Human creativity, from daubed cave paintings to YouTube video sensations, is innate. But the internet has ushered in a new era in shared creative enterprise, argues David Gauntlett, allowing the like-minded to foster niche, but nourishing, online communities.
David Gauntlett is a professor of Creativity at the University of Westminster, and the author of several books, including one the everyday creative use of digital media.
He told Saturday Morning that even small instances of creativity can add up - boosting peoples' sense of well-being, which can make a big difference in their lives.
And now the internet has lowered the barrier of entry into many creative arenas, allowing people to share their handiwork - podcasts, YouTube videos, music or craft - to a small, but still meaningful, audience.
"They don't need to have a big audience but they are communicating with like-minded people, which is good, and they are developing a sense of community," Professor Gauntlett says.
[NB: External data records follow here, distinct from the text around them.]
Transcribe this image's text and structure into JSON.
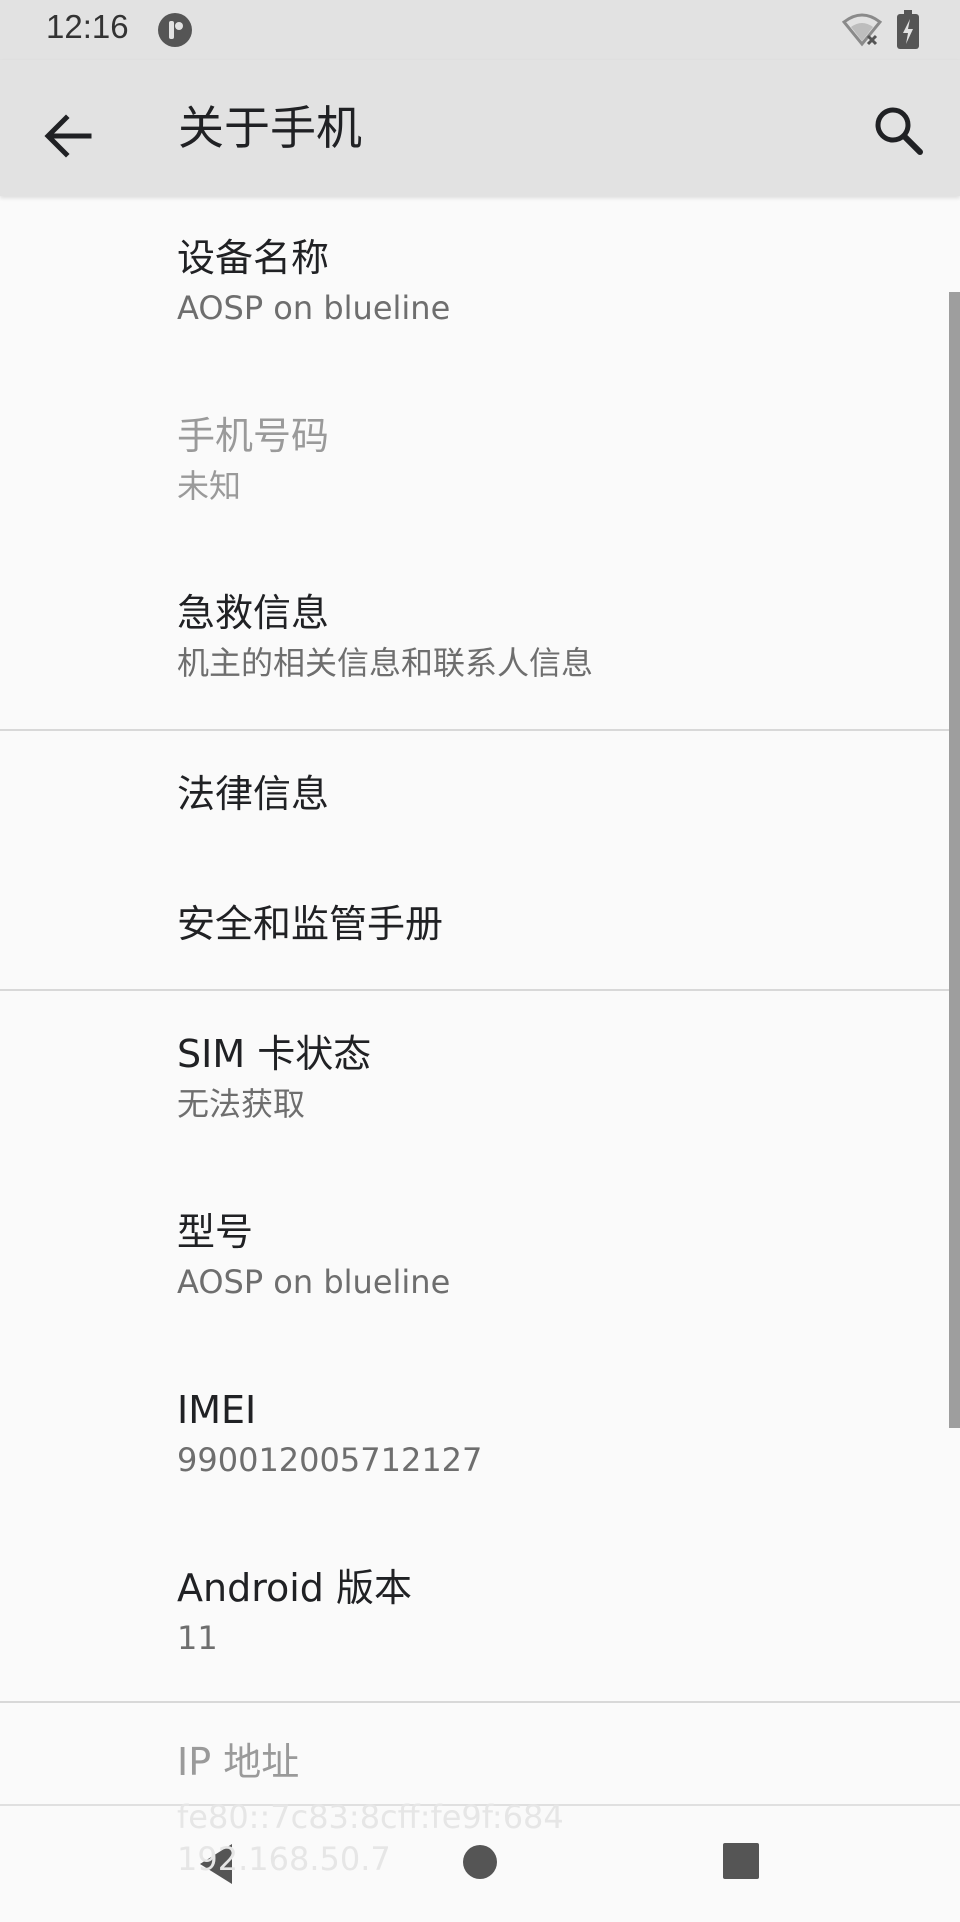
{
  "status_bar": {
    "time": "12:16",
    "icons": [
      "app-notification-icon",
      "wifi-off-icon",
      "battery-charging-icon"
    ]
  },
  "app_bar": {
    "title": "关于手机",
    "back_icon": "arrow-back-icon",
    "search_icon": "search-icon",
    "background": "#e2e2e2"
  },
  "items": [
    {
      "title": "设备名称",
      "summary": "AOSP on blueline",
      "enabled": true
    },
    {
      "title": "手机号码",
      "summary": "未知",
      "enabled": false
    },
    {
      "title": "急救信息",
      "summary": "机主的相关信息和联系人信息",
      "enabled": true
    },
    {
      "title": "法律信息",
      "enabled": true
    },
    {
      "title": "安全和监管手册",
      "enabled": true
    },
    {
      "title": "SIM 卡状态",
      "summary": "无法获取",
      "enabled": true
    },
    {
      "title": "型号",
      "summary": "AOSP on blueline",
      "enabled": true
    },
    {
      "title": "IMEI",
      "summary": "990012005712127",
      "enabled": true
    },
    {
      "title": "Android 版本",
      "summary": "11",
      "enabled": true
    },
    {
      "title": "IP 地址",
      "summary": "fe80::7c83:8cff:fe9f:684",
      "summary2": "192.168.50.7",
      "enabled": false
    }
  ],
  "nav_bar": {
    "buttons": [
      "nav-back-icon",
      "nav-home-icon",
      "nav-recents-icon"
    ]
  },
  "colors": {
    "background": "#fafafa",
    "title_text": "#202124",
    "summary_text": "#6e6e6e",
    "disabled_text": "#9a9a9a"
  }
}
"Even if it's only … like 100 people spread across the whole country. If they're able to connect and do stuff that they're interested in then that's really good, and who cares if it isn't getting an audience of hundreds of thousands, which is the older mind-set."
He says there are intrinsic benefits in doing creative things but his research shows the social part is the most powerful.
And although people have been making art and craft since the earliest days of man, the internet has acted as an amplifier and an enabler, connecting like-minded people and allowing them to form ongoing online communities.
"One of the things I found in my research is that people have this need for recognition.
"I think it is part of the human experience that if you are able to show off what you have done to a bunch of people and they like it and give you good feedback, or even if they give you thoughtful critical feedback, that's actually a good thing."
Lego - Serious play
Professor Gauntlett works with Lego, the plastic construction toy manufacturer, on innovation in creativity, play and learning.
He is in New Zealand this month for Victoria University's inaugural Creativity Week, where he will be conducting a Lego workshop for PhD students and deliver a public lecture.
In the workshops, adult participants make physical representations of abstract ideas: their emotions, how they feel about their jobs or how they work as team.
"It is very different from doing some sort of interview or focus group where you just get people talking, he says.
"And because you're building [something] physically, in 3D, in front of a group of people, you've got this thing you've made that you can talk about. The stories tend to be quite memorable, people open up quite a lot, they tell quite personal stories for some reason.
"Maybe just because it is such a strange thing to be doing, it puts them into a different kind of mind-set."
And although it sounds a little a little kooky there is considerable scientific backing for the approach, from neurobiology, psychology and the Philosophy of Learning, Professor Gauntlett says.
"It connects up a solid body of research. So on the one hand it sounds maybe a bit strange and whimsical but it's actually a serious thing which has very serious purposes," he says.